## Problem requirements
Which of the lines below hold the word "feature"? Pull each of them out.

## Record set
==*==
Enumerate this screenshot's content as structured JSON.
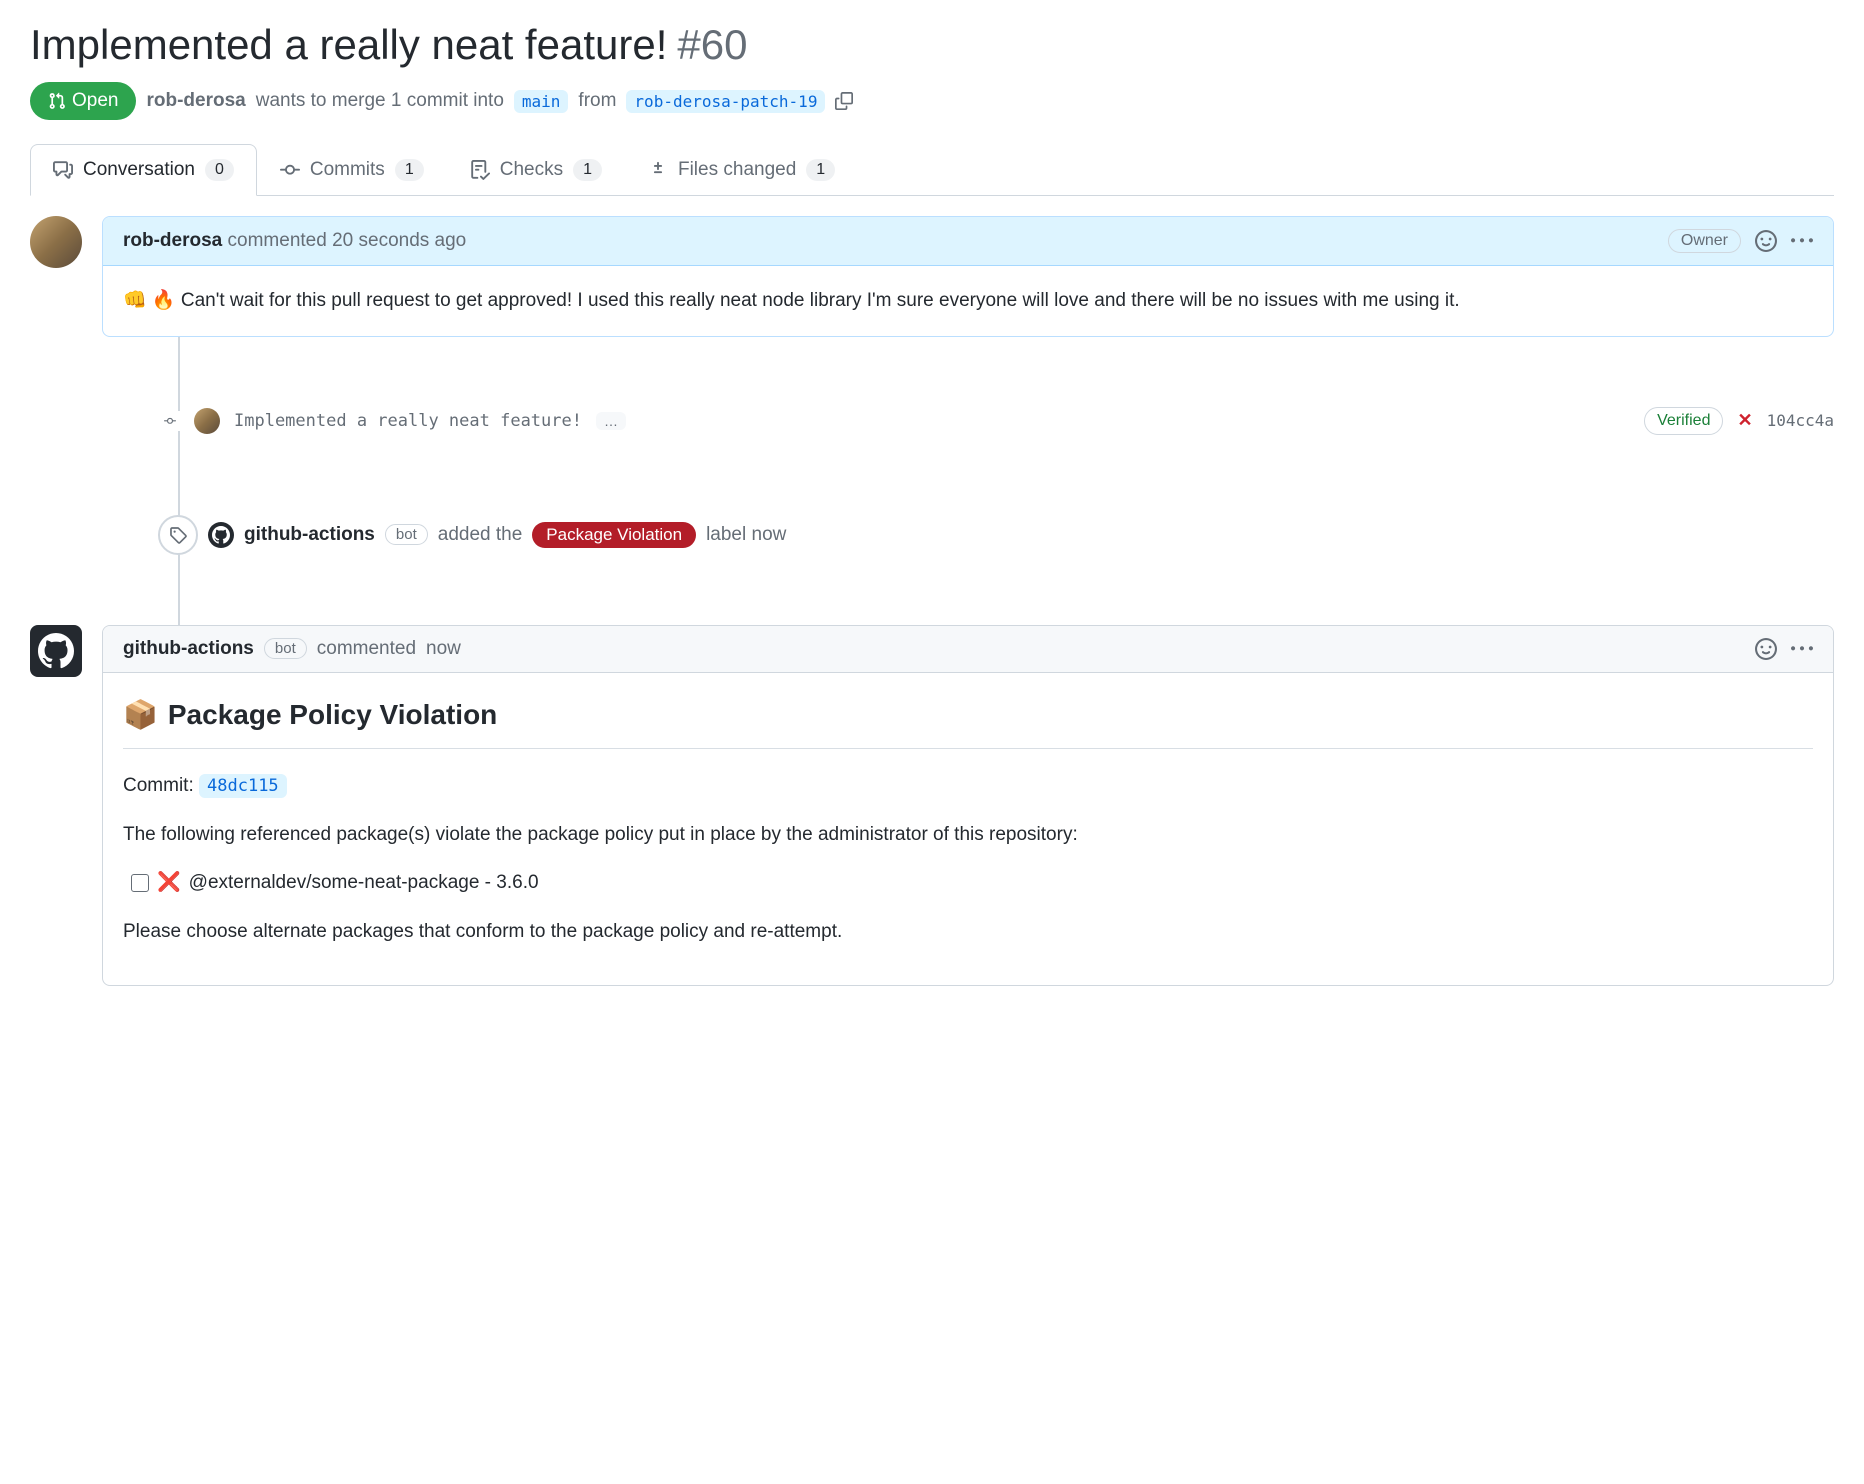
{
  "pr": {
    "title": "Implemented a really neat feature!",
    "number": "#60",
    "state": "Open",
    "author": "rob-derosa",
    "merge_text_1": "wants to merge 1 commit into",
    "base_branch": "main",
    "merge_text_2": "from",
    "head_branch": "rob-derosa-patch-19"
  },
  "tabs": {
    "conversation": {
      "label": "Conversation",
      "count": "0"
    },
    "commits": {
      "label": "Commits",
      "count": "1"
    },
    "checks": {
      "label": "Checks",
      "count": "1"
    },
    "files": {
      "label": "Files changed",
      "count": "1"
    }
  },
  "comment1": {
    "author": "rob-derosa",
    "verb": "commented",
    "time": "20 seconds ago",
    "badge": "Owner",
    "body": "👊 🔥 Can't wait for this pull request to get approved! I used this really neat node library I'm sure everyone will love and there will be no issues with me using it."
  },
  "commit": {
    "message": "Implemented a really neat feature!",
    "verified": "Verified",
    "sha": "104cc4a",
    "status_fail": "✕"
  },
  "label_event": {
    "actor": "github-actions",
    "bot": "bot",
    "text_before": "added the",
    "label": "Package Violation",
    "text_after": "label now"
  },
  "comment2": {
    "author": "github-actions",
    "bot": "bot",
    "verb": "commented",
    "time": "now",
    "title": "Package Policy Violation",
    "emoji": "📦",
    "commit_label": "Commit:",
    "commit_sha": "48dc115",
    "intro": "The following referenced package(s) violate the package policy put in place by the administrator of this repository:",
    "pkg": "@externaldev/some-neat-package - 3.6.0",
    "outro": "Please choose alternate packages that conform to the package policy and re-attempt."
  }
}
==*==
## Result of the task
    "title": "Implemented a really neat feature!",
    "message": "Implemented a really neat feature!",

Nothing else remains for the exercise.